• _Assigned task_
Copy out the data below. Keep every word as it is.

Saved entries
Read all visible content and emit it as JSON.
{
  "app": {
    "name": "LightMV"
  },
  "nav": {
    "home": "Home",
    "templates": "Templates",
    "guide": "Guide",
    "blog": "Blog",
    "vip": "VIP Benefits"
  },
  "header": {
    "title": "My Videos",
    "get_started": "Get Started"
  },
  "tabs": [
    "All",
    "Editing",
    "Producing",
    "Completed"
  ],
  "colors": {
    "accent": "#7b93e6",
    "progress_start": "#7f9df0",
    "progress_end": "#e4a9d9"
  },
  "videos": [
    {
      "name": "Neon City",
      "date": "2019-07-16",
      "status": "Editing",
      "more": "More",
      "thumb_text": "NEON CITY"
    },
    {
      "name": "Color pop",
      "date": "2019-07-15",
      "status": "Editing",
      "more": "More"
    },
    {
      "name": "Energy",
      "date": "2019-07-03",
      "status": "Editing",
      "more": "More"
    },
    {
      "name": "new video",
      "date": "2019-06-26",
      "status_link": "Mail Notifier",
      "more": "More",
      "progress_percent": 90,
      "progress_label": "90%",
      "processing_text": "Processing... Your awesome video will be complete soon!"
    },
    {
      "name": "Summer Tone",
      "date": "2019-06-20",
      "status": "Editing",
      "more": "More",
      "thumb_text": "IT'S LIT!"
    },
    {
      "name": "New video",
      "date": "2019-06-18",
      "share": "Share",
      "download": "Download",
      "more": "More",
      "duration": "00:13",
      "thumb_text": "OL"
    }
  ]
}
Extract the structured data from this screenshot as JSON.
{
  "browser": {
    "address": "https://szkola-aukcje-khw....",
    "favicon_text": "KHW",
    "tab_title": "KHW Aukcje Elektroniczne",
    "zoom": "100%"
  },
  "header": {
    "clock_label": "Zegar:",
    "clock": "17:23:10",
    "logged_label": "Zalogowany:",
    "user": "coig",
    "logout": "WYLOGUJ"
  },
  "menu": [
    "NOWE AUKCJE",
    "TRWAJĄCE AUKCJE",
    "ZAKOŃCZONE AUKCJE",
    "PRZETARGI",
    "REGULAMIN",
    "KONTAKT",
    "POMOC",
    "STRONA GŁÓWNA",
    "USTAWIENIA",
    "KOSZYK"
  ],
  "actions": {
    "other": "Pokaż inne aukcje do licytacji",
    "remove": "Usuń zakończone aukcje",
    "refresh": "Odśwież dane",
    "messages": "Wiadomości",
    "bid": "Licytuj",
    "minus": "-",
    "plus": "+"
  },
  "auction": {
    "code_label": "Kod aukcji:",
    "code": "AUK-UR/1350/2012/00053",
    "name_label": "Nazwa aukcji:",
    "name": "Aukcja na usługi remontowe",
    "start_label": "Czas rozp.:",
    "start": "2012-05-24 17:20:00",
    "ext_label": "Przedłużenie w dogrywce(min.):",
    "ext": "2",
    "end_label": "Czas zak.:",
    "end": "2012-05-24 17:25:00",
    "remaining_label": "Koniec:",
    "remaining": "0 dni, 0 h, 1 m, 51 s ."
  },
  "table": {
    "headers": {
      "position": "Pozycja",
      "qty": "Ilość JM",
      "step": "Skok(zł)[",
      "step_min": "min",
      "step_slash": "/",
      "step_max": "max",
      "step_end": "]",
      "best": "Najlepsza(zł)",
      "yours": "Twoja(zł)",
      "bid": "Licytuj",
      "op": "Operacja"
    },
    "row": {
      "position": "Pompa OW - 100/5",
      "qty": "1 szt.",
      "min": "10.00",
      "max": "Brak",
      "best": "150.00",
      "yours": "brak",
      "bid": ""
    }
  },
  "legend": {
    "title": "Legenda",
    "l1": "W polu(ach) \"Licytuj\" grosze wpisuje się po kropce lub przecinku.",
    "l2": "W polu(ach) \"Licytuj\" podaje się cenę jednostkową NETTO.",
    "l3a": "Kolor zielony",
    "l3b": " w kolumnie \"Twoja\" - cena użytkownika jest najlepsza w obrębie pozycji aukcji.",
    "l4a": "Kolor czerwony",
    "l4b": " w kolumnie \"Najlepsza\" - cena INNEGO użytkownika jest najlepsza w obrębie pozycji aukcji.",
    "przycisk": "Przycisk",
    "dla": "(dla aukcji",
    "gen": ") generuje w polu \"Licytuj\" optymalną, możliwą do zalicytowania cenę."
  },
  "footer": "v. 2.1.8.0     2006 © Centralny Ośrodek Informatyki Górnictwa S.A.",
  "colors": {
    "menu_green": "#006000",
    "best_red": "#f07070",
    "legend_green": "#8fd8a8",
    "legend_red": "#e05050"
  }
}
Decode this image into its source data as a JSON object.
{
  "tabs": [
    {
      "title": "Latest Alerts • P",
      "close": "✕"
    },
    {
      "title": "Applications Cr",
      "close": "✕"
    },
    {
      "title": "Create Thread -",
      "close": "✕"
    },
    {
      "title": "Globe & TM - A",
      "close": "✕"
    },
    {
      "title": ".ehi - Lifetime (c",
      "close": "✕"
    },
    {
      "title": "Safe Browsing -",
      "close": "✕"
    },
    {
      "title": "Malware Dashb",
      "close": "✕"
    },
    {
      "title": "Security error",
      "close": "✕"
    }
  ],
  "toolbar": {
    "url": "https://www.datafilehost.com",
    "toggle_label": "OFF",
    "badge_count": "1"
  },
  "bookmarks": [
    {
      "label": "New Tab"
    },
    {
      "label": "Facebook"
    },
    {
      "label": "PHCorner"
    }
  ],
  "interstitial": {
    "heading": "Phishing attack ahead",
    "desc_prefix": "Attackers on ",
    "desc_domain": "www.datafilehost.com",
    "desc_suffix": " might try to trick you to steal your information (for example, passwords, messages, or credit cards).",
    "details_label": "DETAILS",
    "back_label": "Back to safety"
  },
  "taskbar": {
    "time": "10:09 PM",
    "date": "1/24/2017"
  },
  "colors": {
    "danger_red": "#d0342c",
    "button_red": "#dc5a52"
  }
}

• _Written solution_
Read all visible content and emit it as JSON.
{
  "app": {
    "name": "LightMV"
  },
  "nav": {
    "home": "Home",
    "templates": "Templates",
    "guide": "Guide",
    "blog": "Blog",
    "vip": "VIP Benefits"
  },
  "header": {
    "title": "My Videos",
    "get_started": "Get Started"
  },
  "tabs": [
    "All",
    "Editing",
    "Producing",
    "Completed"
  ],
  "colors": {
    "accent": "#7b93e6",
    "progress_start": "#7f9df0",
    "progress_end": "#e4a9d9"
  },
  "videos": [
    {
      "name": "Neon City",
      "date": "2019-07-16",
      "status": "Editing",
      "more": "More",
      "thumb_text": "NEON CITY"
    },
    {
      "name": "Color pop",
      "date": "2019-07-15",
      "status": "Editing",
      "more": "More"
    },
    {
      "name": "Energy",
      "date": "2019-07-03",
      "status": "Editing",
      "more": "More"
    },
    {
      "name": "new video",
      "date": "2019-06-26",
      "status_link": "Mail Notifier",
      "more": "More",
      "progress_percent": 90,
      "progress_label": "90%",
      "processing_text": "Processing... Your awesome video will be complete soon!"
    },
    {
      "name": "Summer Tone",
      "date": "2019-06-20",
      "status": "Editing",
      "more": "More",
      "thumb_text": "IT'S LIT!"
    },
    {
      "name": "New video",
      "date": "2019-06-18",
      "share": "Share",
      "download": "Download",
      "more": "More",
      "duration": "00:13",
      "thumb_text": "OL"
    }
  ]
}
Extract the structured data from this screenshot as JSON.
{
  "browser": {
    "address": "https://szkola-aukcje-khw....",
    "favicon_text": "KHW",
    "tab_title": "KHW Aukcje Elektroniczne",
    "zoom": "100%"
  },
  "header": {
    "clock_label": "Zegar:",
    "clock": "17:23:10",
    "logged_label": "Zalogowany:",
    "user": "coig",
    "logout": "WYLOGUJ"
  },
  "menu": [
    "NOWE AUKCJE",
    "TRWAJĄCE AUKCJE",
    "ZAKOŃCZONE AUKCJE",
    "PRZETARGI",
    "REGULAMIN",
    "KONTAKT",
    "POMOC",
    "STRONA GŁÓWNA",
    "USTAWIENIA",
    "KOSZYK"
  ],
  "actions": {
    "other": "Pokaż inne aukcje do licytacji",
    "remove": "Usuń zakończone aukcje",
    "refresh": "Odśwież dane",
    "messages": "Wiadomości",
    "bid": "Licytuj",
    "minus": "-",
    "plus": "+"
  },
  "auction": {
    "code_label": "Kod aukcji:",
    "code": "AUK-UR/1350/2012/00053",
    "name_label": "Nazwa aukcji:",
    "name": "Aukcja na usługi remontowe",
    "start_label": "Czas rozp.:",
    "start": "2012-05-24 17:20:00",
    "ext_label": "Przedłużenie w dogrywce(min.):",
    "ext": "2",
    "end_label": "Czas zak.:",
    "end": "2012-05-24 17:25:00",
    "remaining_label": "Koniec:",
    "remaining": "0 dni, 0 h, 1 m, 51 s ."
  },
  "table": {
    "headers": {
      "position": "Pozycja",
      "qty": "Ilość JM",
      "step": "Skok(zł)[",
      "step_min": "min",
      "step_slash": "/",
      "step_max": "max",
      "step_end": "]",
      "best": "Najlepsza(zł)",
      "yours": "Twoja(zł)",
      "bid": "Licytuj",
      "op": "Operacja"
    },
    "row": {
      "position": "Pompa OW - 100/5",
      "qty": "1 szt.",
      "min": "10.00",
      "max": "Brak",
      "best": "150.00",
      "yours": "brak",
      "bid": ""
    }
  },
  "legend": {
    "title": "Legenda",
    "l1": "W polu(ach) \"Licytuj\" grosze wpisuje się po kropce lub przecinku.",
    "l2": "W polu(ach) \"Licytuj\" podaje się cenę jednostkową NETTO.",
    "l3a": "Kolor zielony",
    "l3b": " w kolumnie \"Twoja\" - cena użytkownika jest najlepsza w obrębie pozycji aukcji.",
    "l4a": "Kolor czerwony",
    "l4b": " w kolumnie \"Najlepsza\" - cena INNEGO użytkownika jest najlepsza w obrębie pozycji aukcji.",
    "przycisk": "Przycisk",
    "dla": "(dla aukcji",
    "gen": ") generuje w polu \"Licytuj\" optymalną, możliwą do zalicytowania cenę."
  },
  "footer": "v. 2.1.8.0     2006 © Centralny Ośrodek Informatyki Górnictwa S.A.",
  "colors": {
    "menu_green": "#006000",
    "best_red": "#f07070",
    "legend_green": "#8fd8a8",
    "legend_red": "#e05050"
  }
}
Decode this image into its source data as a JSON object.
{
  "tabs": [
    {
      "title": "Latest Alerts • P",
      "close": "✕"
    },
    {
      "title": "Applications Cr",
      "close": "✕"
    },
    {
      "title": "Create Thread -",
      "close": "✕"
    },
    {
      "title": "Globe & TM - A",
      "close": "✕"
    },
    {
      "title": ".ehi - Lifetime (c",
      "close": "✕"
    },
    {
      "title": "Safe Browsing -",
      "close": "✕"
    },
    {
      "title": "Malware Dashb",
      "close": "✕"
    },
    {
      "title": "Security error",
      "close": "✕"
    }
  ],
  "toolbar": {
    "url": "https://www.datafilehost.com",
    "toggle_label": "OFF",
    "badge_count": "1"
  },
  "bookmarks": [
    {
      "label": "New Tab"
    },
    {
      "label": "Facebook"
    },
    {
      "label": "PHCorner"
    }
  ],
  "interstitial": {
    "heading": "Phishing attack ahead",
    "desc_prefix": "Attackers on ",
    "desc_domain": "www.datafilehost.com",
    "desc_suffix": " might try to trick you to steal your information (for example, passwords, messages, or credit cards).",
    "details_label": "DETAILS",
    "back_label": "Back to safety"
  },
  "taskbar": {
    "time": "10:09 PM",
    "date": "1/24/2017"
  },
  "colors": {
    "danger_red": "#d0342c",
    "button_red": "#dc5a52"
  }
}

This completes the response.